| Exercise brief |
Return every line in the entries below where the word "heading" shows up.

-------- Input

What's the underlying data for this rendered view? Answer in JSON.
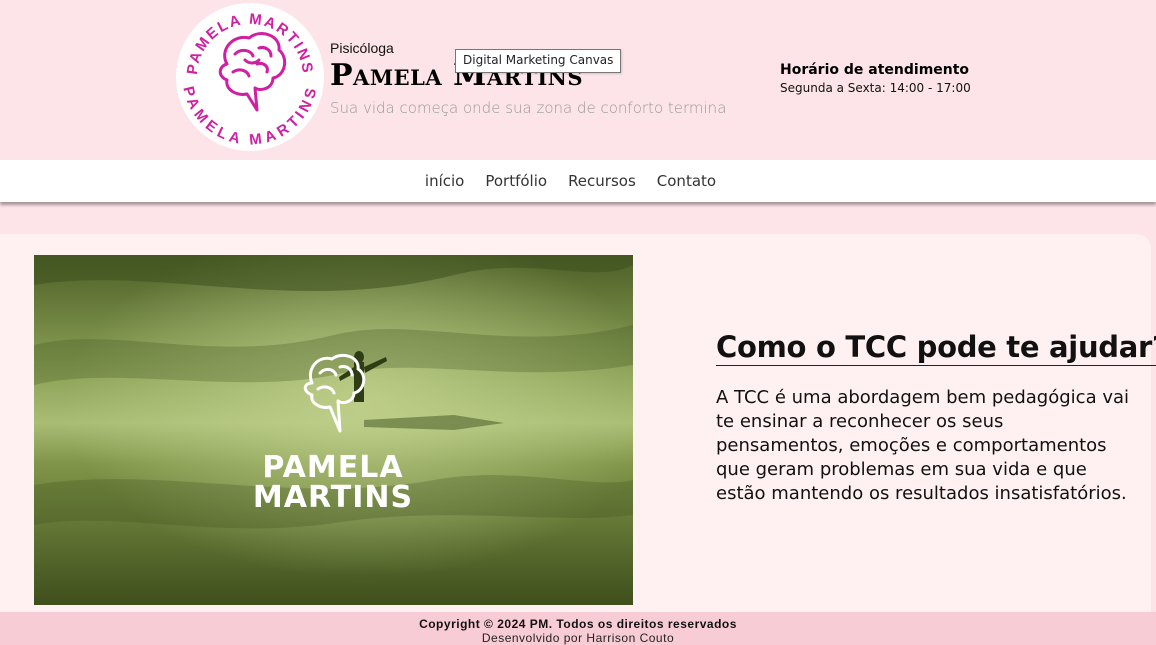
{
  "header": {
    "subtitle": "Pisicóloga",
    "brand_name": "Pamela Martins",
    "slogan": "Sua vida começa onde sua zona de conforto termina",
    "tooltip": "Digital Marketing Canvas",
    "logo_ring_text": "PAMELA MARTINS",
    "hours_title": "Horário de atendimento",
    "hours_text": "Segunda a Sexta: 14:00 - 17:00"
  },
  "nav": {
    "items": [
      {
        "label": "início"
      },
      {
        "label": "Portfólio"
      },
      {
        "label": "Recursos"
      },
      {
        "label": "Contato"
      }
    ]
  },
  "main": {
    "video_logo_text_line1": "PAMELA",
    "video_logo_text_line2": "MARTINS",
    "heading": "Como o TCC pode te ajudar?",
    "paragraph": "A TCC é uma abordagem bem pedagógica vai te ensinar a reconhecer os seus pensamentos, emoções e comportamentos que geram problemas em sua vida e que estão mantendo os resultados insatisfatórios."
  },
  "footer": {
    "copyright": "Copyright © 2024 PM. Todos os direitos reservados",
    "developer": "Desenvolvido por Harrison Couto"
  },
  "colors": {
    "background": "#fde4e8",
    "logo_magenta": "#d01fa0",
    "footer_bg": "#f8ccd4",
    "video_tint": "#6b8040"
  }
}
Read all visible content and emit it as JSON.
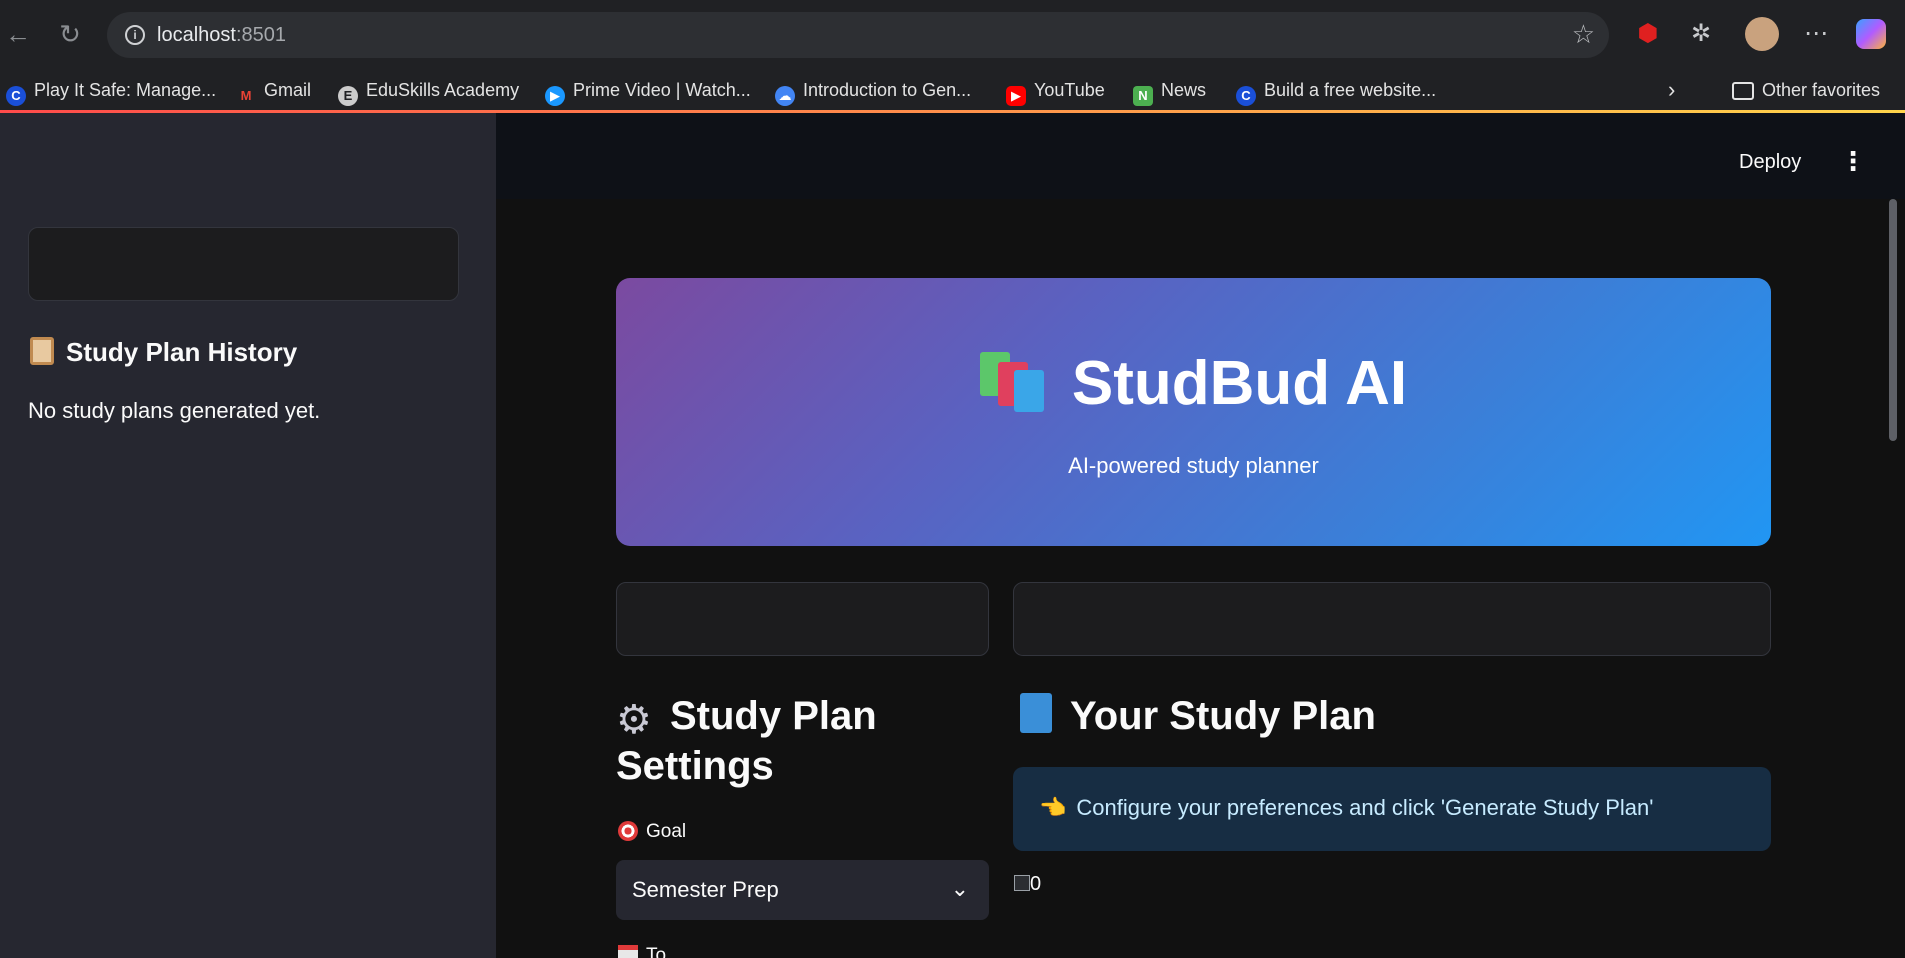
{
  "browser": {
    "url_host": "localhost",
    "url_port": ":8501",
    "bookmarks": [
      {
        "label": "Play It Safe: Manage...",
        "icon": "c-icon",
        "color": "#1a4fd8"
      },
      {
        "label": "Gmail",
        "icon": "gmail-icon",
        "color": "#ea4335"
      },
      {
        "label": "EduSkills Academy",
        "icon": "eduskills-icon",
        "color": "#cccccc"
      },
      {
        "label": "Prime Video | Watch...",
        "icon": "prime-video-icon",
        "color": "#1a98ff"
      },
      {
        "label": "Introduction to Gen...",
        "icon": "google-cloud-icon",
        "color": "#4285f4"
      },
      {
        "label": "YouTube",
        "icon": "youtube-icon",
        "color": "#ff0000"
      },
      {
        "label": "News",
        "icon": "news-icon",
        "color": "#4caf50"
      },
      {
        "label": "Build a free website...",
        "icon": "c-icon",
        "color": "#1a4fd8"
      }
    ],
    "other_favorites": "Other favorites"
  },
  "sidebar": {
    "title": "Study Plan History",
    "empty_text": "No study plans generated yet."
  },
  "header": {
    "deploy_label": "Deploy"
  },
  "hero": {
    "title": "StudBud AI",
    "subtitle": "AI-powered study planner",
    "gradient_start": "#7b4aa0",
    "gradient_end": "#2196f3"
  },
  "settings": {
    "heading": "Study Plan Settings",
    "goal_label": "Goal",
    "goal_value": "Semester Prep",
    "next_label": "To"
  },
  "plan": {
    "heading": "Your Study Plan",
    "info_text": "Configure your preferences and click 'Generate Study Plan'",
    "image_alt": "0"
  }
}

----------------

| Solution for this task |
    "heading": "Como o TCC pode te ajudar?",
    "heading": "Study Plan Settings",
    "heading": "Your Study Plan",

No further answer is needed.